Just for grins, here are just a few things I do or don't do now that I still feel a twinge of guilt about when I least expect it.  These aren't necessarily things my parents specifically taught me were wrong, but I did learn/absorb the idea they were wrong as a result of the overall environment in which I was raised:
Having tattoos
Not abstaining from alcohol
Working Full-Time instead of staying home
Not having our family life revolve around church activities
Not homeschooling my kids
Not being Conservative
Not demanding unquestioning obedience from my kids

The more I think about it, the more I realize that while I'm working out some of the more specific aspects of what to pass on to my kids, I also need to be working toward an overall strategy that guids them yet avoids passing on these guilt issues.  I want to teach my kids to be wise.  I want to teach them to be kind.  To be generous.  To be helpful.  To be compassionate.  To be hard-working.  To be responsible and realize their choices and actions affect their own future and can affect others.

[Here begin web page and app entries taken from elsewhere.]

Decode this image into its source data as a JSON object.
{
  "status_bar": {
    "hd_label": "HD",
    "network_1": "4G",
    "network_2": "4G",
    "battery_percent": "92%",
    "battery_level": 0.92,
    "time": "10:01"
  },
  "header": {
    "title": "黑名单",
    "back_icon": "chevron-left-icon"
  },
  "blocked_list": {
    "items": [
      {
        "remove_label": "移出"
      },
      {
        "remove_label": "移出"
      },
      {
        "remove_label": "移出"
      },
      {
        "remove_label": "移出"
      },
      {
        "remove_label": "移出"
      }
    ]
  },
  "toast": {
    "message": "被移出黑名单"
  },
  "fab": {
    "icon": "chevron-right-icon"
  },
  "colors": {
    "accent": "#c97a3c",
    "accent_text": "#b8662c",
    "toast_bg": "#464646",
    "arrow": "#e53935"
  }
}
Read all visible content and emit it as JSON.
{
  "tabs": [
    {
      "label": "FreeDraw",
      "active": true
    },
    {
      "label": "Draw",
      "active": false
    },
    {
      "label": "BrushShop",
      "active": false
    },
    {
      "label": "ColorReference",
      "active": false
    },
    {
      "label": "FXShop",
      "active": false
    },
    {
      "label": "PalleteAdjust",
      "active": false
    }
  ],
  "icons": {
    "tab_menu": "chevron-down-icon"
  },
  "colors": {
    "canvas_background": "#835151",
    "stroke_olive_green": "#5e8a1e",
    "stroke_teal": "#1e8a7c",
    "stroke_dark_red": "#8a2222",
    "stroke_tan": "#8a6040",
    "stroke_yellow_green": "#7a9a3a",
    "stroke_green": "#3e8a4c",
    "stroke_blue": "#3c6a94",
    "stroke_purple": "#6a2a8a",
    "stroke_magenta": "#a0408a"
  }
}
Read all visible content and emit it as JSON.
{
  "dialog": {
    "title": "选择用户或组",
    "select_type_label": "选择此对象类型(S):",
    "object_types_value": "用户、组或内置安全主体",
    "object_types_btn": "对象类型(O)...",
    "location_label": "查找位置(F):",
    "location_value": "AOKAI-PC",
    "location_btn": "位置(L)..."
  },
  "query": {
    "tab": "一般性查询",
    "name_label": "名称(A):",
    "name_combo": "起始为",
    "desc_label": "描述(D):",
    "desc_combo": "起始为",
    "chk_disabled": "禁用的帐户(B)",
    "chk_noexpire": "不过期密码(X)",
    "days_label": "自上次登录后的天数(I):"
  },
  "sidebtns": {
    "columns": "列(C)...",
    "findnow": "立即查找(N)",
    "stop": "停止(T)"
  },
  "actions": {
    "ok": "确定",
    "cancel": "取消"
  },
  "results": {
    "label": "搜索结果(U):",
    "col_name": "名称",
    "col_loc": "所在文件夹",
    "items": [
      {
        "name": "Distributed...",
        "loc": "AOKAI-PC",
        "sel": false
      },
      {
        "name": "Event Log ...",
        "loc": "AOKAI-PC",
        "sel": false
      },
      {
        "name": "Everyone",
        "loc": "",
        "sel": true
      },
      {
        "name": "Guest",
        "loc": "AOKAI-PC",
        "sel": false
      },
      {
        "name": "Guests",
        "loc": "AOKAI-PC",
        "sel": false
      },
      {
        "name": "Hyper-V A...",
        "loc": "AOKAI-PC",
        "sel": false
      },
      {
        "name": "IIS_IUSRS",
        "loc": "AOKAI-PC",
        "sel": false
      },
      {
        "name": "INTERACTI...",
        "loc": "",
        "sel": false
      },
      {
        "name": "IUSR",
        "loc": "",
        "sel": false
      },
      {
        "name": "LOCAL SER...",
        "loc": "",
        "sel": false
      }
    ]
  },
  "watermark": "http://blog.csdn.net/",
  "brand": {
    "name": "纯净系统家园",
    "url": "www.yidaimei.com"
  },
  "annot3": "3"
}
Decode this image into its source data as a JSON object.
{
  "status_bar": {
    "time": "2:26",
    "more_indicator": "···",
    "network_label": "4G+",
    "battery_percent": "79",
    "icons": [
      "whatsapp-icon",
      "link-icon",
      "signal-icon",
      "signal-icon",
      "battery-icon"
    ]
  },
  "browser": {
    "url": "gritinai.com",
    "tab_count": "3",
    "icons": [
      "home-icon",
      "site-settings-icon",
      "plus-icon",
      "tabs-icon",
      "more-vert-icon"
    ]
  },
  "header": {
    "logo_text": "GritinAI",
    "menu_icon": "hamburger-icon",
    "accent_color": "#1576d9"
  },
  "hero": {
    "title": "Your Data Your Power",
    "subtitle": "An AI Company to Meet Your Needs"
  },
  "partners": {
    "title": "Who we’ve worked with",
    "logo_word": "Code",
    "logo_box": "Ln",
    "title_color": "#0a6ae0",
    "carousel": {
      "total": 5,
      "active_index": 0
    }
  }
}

But I want to TEACH them these things.  Not guilt them into them.

So here is my newly formulated strategy: 

What to Watch For

This isn't rocket science.  I'm not saying I've invented some entirely new thing that is unlike anything anyone has ever done before.  I'm just saying this is what I'm going to try.  I'm adding our weekly What to Watch For to the boys' chore chart.  Every week we will have a new one, although some may be repeated every so often.  We will watch for ways to use wisdom.  Ways to be kind.  Ways to be generous, helpful, compassionate, hard-working, responsible, etc., etc., etc.

Maybe.... just maybe.... this will help me and help my kids to focus on thinking about what we do and what opportunities we notice.  Maybe it will help us to be aware and to be intentional and to make good choices about how we want to conduct ourselves.  I'm going to be watching positive results and for responsibility without the guilt.  I'll let you know how it goes.